Skip Navigation
Regional News
As a mother, as a lawmaker, watching a child go hungry is something I will not stand for.

Gillibrand fights for food stamps in Farm Bill

Listen to this story
U.S. Senator Kirsten Gillibrand of New York is fighting to stop cuts to the food stamp program. The Senate is currently debating a version of the 2012 Farm Bill that would cut food stamps by $4.5 billion over 10 years. Julie Grant reports.

Hear this

Download audio

Share this

Explore this

Reported by

Julie Grant
Reporter and Producer

The federal food stamp program has long been paid for as part of the Farm Bill.  Speaking on the Senate floor Wednesday, Senator Gillibrand said 300,000 families would lose food assistance under the Senate version of the bill.

“Under this bill, families in NY, who are already struggling, will lose 90 dollars a month, of food that goes on to their tables. Think of a month long of food, it’s basically the last week.  The last week a family will not have enough food to feed their children,” said Gillibrand.

Gillibrand is a member of the Senate Agriculture Committee.  She made news earlier this year when she was the sole democrat on the committee to vote against the bill.  Her opposition was largely because of the cuts to food stamps, and she said, “As a mother, as a lawmaker, watching a child go hungry is something I will not stand for.  In this day and age, in a country as rich as America is, it is unacceptable and should not be tolerated, and certainly should not be advocated for.”

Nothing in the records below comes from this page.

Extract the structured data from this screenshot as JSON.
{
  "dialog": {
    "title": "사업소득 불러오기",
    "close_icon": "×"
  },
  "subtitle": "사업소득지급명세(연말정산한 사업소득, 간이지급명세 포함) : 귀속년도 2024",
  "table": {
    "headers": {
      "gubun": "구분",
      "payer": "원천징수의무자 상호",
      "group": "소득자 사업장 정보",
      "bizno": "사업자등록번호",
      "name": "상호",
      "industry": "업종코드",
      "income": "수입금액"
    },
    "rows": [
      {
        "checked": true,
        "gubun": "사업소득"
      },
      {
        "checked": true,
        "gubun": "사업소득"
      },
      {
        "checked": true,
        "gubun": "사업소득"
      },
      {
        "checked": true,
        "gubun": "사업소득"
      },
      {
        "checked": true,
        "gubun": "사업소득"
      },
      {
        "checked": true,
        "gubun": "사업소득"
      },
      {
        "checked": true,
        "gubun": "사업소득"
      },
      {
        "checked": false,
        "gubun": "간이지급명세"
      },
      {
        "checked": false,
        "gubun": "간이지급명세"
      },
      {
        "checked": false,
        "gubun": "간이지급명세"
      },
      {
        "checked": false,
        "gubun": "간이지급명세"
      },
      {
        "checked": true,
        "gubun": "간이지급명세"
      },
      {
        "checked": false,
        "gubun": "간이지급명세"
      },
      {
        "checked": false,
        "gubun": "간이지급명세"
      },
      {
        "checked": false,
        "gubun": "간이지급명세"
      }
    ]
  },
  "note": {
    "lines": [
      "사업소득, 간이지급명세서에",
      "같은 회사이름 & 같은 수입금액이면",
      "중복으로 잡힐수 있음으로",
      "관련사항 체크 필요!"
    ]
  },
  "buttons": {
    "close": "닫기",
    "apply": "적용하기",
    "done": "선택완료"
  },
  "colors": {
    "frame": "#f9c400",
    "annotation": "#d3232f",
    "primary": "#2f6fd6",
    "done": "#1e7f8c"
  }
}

The Senate agriculture committee voted to cut total spending on the Farm Bill by $23 billion over 10 years, the same figures approved by the House agriculture committee.  Some Republican lawmakers want to make even larger cuts: up to $30 billion, including increased cuts to food stamps.  The Senate is debating cuts somewhere between between $23 billion and $30 billion.

Gillibrand has introduced an amendment to restore the $4.5 billion in food stamps.  It would involve getting the money by reducing federal subsidies for crop insurance companies. Gillibrand said, “My amendment lowers subsidies to companies from billions per year, to hundreds of millions per year.  Anyone who argues that these companies will struggle from this shift needs to meet a family that is dependent on food stamps to feed their children.”

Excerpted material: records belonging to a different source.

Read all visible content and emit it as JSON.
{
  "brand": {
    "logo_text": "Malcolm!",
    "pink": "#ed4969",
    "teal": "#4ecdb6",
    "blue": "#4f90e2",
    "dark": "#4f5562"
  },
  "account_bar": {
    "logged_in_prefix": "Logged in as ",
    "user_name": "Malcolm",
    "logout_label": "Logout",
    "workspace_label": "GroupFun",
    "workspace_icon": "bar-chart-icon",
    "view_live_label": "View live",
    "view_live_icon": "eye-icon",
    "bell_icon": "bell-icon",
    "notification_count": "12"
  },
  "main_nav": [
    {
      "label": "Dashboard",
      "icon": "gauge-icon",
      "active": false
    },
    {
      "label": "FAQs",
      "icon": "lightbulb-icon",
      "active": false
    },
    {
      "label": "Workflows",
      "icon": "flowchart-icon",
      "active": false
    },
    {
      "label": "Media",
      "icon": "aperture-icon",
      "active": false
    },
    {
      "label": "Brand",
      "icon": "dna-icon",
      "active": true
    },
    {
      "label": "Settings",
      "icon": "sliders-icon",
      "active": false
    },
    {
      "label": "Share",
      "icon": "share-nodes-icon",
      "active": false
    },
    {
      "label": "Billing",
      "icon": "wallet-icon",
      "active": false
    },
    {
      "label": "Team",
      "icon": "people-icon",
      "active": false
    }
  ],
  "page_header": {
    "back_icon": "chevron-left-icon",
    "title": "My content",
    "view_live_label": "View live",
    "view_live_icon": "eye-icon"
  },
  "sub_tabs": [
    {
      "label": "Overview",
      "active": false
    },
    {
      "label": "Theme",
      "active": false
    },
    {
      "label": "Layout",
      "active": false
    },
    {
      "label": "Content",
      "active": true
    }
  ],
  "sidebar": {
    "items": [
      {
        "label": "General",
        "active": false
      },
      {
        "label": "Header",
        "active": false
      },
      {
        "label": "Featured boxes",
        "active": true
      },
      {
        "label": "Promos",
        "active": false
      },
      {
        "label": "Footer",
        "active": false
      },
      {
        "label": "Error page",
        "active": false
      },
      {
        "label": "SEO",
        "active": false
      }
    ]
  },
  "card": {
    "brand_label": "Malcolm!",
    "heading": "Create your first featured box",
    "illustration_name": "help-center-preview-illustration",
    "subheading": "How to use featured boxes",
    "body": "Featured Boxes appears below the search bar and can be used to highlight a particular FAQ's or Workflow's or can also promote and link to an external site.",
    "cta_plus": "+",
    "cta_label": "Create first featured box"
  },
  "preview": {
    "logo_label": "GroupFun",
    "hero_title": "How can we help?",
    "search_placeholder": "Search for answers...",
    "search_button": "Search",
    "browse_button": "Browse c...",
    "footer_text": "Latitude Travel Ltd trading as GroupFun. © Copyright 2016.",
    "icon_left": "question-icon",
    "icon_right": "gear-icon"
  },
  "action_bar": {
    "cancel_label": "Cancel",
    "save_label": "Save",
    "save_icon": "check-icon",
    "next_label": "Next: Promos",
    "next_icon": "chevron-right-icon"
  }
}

Congressman Bill Owens of Plattsburgh expects Gillibrand’s plight to make a difference.  He’s a member of the house agriculture committee and said, “When you have both the house and senate ag committee agreeing that that number should be around $23 billion, and the general layout of the bills is very similar, I think they’re going to be able to  reach conference and come up with a compromise that works.”

Meanwhile, New York Senator Charles Schumer announced his support of the farm bill on Wednesday.  In a phone call with reporters, he said it will provide a major boost to New York’s fruit and vegetable farmers, who have suffered over the last year because of flooding and frosts.

Visitor comments


NCPR is supported by:

This is a Visitor-Supported website.